- Exercise prompt -
Where does the word "name" show up in the records? Copy every line that holds it.

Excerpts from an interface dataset
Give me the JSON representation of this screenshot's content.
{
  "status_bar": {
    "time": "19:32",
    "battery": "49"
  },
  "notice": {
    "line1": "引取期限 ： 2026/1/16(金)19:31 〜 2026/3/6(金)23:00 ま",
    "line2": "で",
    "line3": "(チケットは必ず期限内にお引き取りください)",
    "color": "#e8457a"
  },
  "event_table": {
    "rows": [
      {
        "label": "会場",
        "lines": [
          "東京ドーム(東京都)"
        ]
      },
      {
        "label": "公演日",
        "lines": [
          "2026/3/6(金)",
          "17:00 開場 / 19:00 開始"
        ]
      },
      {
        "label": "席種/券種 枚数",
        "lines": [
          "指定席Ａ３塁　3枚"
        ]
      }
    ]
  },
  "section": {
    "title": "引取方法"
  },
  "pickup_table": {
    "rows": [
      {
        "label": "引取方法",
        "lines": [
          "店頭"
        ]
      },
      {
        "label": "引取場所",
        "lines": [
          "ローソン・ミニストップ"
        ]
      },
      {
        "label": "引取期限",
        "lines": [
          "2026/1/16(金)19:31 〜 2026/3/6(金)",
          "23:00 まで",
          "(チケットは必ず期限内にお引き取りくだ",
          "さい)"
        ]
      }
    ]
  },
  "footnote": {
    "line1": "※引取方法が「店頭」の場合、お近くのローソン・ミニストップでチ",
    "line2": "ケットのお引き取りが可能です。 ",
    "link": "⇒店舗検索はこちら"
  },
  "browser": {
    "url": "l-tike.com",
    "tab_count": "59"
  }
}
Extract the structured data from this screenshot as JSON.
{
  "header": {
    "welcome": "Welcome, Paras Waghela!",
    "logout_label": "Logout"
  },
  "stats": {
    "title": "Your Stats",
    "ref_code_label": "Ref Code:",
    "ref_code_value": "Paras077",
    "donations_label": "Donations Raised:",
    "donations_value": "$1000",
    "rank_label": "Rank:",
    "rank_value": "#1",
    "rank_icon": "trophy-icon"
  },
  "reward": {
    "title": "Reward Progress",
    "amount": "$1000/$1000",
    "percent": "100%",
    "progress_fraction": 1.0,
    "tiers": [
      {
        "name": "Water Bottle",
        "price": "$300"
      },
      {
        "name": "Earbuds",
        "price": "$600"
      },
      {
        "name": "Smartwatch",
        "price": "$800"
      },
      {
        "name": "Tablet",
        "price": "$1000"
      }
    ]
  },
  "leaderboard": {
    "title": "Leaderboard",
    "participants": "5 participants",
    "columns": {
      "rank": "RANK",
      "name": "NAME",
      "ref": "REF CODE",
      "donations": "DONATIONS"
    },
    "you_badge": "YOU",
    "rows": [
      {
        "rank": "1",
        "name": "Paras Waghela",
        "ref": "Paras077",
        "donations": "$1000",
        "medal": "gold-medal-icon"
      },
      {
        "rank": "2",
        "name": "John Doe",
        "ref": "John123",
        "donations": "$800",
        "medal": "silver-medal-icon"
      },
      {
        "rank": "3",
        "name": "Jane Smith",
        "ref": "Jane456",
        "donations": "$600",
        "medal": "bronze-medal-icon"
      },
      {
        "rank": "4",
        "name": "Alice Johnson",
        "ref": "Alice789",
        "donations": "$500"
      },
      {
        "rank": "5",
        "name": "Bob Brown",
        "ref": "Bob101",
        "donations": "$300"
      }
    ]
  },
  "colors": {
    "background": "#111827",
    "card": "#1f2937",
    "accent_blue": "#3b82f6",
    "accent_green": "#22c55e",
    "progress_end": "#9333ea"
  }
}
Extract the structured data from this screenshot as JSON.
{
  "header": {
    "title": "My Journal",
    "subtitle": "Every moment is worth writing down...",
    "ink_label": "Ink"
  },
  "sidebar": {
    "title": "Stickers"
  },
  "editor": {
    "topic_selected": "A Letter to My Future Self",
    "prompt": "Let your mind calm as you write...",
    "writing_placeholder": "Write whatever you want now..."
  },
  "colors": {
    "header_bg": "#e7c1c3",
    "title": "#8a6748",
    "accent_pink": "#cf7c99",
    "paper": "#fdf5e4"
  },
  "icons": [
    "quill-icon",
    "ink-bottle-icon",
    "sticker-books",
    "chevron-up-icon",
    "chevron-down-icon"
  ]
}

- Task solution -
        "name": "Water Bottle",
        "name": "Earbuds",
        "name": "Smartwatch",
        "name": "Tablet",
      "name": "NAME",
        "name": "Paras Waghela",
        "name": "John Doe",
        "name": "Jane Smith",
        "name": "Alice Johnson",
        "name": "Bob Brown",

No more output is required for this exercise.